• _Raw data_

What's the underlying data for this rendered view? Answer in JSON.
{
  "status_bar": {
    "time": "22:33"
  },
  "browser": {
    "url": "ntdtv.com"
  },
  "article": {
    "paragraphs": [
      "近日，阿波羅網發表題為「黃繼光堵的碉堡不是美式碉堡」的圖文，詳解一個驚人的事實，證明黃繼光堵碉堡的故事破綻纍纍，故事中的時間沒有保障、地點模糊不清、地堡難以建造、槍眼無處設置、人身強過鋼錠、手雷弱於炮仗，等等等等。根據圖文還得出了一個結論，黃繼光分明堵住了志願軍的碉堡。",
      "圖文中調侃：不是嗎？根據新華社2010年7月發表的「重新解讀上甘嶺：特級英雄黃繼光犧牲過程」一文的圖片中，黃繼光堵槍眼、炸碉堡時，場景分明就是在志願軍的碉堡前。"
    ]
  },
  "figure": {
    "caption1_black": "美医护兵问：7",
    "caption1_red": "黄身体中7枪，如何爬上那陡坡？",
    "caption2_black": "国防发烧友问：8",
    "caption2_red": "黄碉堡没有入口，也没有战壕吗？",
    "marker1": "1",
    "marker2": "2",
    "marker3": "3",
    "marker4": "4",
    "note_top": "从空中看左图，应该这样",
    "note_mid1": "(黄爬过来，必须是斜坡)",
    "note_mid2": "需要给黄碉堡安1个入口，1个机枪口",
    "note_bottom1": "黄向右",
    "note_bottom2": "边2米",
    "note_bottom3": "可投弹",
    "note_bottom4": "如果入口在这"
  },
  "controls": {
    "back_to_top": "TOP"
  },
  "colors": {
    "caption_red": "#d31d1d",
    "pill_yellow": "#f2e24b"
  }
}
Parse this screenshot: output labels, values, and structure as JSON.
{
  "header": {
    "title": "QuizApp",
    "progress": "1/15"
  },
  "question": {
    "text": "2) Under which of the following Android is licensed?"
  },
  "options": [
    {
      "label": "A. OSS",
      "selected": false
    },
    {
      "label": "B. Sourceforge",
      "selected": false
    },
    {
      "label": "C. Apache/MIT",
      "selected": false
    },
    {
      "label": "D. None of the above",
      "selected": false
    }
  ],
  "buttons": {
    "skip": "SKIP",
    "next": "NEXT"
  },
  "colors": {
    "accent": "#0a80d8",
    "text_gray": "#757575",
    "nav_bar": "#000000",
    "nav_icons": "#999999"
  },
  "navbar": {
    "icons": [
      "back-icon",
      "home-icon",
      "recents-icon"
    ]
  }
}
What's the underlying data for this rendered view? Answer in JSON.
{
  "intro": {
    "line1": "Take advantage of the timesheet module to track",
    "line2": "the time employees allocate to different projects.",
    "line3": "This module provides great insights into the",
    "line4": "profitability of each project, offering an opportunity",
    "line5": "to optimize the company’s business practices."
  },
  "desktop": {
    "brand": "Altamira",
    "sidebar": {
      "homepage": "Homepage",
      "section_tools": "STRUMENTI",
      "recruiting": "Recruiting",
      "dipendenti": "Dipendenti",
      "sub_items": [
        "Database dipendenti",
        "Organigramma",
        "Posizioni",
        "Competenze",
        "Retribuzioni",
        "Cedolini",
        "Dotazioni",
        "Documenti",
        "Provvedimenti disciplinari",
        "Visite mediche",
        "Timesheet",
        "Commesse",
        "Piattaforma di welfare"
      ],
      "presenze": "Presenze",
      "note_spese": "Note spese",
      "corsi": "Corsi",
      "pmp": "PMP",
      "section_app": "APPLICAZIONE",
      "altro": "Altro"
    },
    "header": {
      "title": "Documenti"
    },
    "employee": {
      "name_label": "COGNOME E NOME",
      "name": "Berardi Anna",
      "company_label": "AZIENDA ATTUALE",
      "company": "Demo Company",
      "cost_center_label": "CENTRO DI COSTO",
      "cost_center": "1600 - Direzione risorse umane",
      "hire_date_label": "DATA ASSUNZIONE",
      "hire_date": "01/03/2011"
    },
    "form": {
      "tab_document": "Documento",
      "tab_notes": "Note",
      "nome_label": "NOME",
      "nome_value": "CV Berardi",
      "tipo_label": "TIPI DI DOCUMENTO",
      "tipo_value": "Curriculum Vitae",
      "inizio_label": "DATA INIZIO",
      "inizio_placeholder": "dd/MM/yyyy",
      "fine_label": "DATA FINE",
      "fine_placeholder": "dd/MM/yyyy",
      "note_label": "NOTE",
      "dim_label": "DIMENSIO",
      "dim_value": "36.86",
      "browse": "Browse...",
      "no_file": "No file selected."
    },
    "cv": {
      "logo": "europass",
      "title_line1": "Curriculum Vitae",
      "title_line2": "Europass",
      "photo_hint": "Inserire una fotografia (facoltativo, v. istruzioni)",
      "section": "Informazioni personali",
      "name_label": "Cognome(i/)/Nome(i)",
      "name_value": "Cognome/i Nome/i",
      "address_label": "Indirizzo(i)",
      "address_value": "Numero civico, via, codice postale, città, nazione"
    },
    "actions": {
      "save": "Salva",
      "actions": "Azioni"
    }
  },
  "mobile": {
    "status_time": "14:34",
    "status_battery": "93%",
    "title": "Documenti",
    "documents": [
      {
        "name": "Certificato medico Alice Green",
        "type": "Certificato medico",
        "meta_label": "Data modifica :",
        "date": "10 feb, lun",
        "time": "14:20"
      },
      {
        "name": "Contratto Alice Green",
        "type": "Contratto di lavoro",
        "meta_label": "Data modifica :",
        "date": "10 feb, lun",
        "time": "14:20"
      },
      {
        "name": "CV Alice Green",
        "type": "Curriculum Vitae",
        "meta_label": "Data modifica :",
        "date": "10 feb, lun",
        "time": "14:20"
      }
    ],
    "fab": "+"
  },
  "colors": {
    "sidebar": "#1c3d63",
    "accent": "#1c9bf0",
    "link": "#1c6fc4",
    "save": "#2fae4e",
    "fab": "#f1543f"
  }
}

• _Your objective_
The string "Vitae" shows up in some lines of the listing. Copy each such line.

• _Answer to this task_
      "tipo_value": "Curriculum Vitae",
      "title_line1": "Curriculum Vitae",
        "type": "Curriculum Vitae",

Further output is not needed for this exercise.